Before the seed is ripe enough to turn into a young plant, the flesh around it does not give off a tempting aroma, has a pale color, is hard to touch and starchy instead of sweet. Obviously, this is not the stage when the fruit is ready to be used. However, there is also a stage when the fruit is too soft, the color is too dark, and the smell is too strong and has an alcoholic taste.

Between these two stages is the stage when the fruit is perfectly ready for consumption. It is a true art to learn when a fruit is truly ripe, how to ripen unripe fruit, and how to preserve ripe fruit until use.


  • Knowing when fruit is truly ripe

The Cavendish banana variety, the most common banana variety on the market, is ripe when its yellow skin is spotted.

Stone fruits (peaches, nectarines, apricots…) are ripe when they are slightly soft to touch and give off a pleasant aroma.

Apples, pears and similar fruit varieties are ripe when they give away a characteristic smell, and for some varieties it is also considered that a slightly browned peel is a sign of ripeness.

Watermelon is ripe when it gives away a shallow sound when hit gently on its surface.

Tropical fruit with peel is generally ripe when the peel is slightly soft and darkened, and the fruit gives off a characteristic smell.


  • Ripening climacteric fruits

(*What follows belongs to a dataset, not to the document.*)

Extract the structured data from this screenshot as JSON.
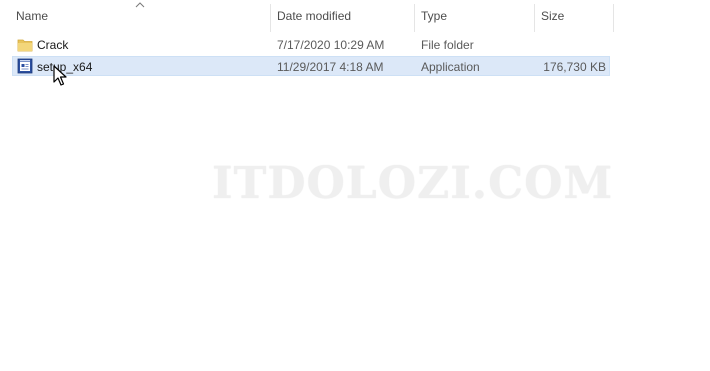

The list of climacteric fruit varieties from lesson 25 provides you with a list of fruit varieties that you can freely buy unripe and then ripen at home. The advantage of this feature is that you can buy fruit in advance and manipulate the ripening of the fruit in order to use them at a certain time with the following methods:

  • Different level shelves – take advantage of warmer air higher up in a room; the fruits higher up on shelves will ripen faster, and on the lower shelves will ripen more slowly.

    A practical example – place the ripe fruit at the lower levels and the unripe at the higher levels. First use the fruits from the lower levels, while the fruits from the higher levels are to be used later. As you begin to lower already ripe fruits from the higher to the lower shelves that have been already emptied, you place the new unripe fruit on the shelves at higher levels.

  • Cooler storage rooms are a great way to preserve the freshness of the fruit, slow down ripening as needed and cool the fruit if desired.

    A practical example – watermelons and melons can be conveniently stored in a cool storage room since due to their sizes it is easier to store them in a room instead of on a shelf, while maintaining their freshness and coolness.

  • Fridge – although fruits are generally stored at room temperature, the absence of heat is a great method for preserving already ripe fruits that you do not want to use yet. The lower temperature slows down the respiration of the fruit and the formation of ethylene, and thus its ripening.

    Be careful to take out the fruit from the fridge well in advance before using it if you know that eating cold food will only leave you feeling uncomfortably cold in your body. This note applies to colder weather, while in warmer days chilled fruit may feel better.

    Experiment with cooling different fruits and notice how cooling can degrade the taste in some fruits and improve it in others. Of course, individual taste plays a role in this.

  • Sunny windows / balconies – Exposing fruit to the sun contributes to its ripening.

  • A cardboard box or bag – climacteric fruit varieties continue to ripen after being picked thanks to the formation of the ethylene gas. Trapping ethylene accelerates the ripening of the fruit.

    A practical example – the bananas you planned for the next day are not ripe yet. Put them in a cardboard box or bag, preferably with some ripe fruit, and the next day you will have ripe, or at least riper, bananas.

  • Freezer – not a good option for fruit ripening. You might hear that you can ripen persimmons by placing them in the freezer to freeze and then let them thaw. However, this method does NOT ripen this fruit. It just causes its cell walls to crack open and degrades their taste significantly.

     

These described methods are a good start for developing your artistic ability to ripen fruit, because it is really a delicate art that is practiced and mastered through experience.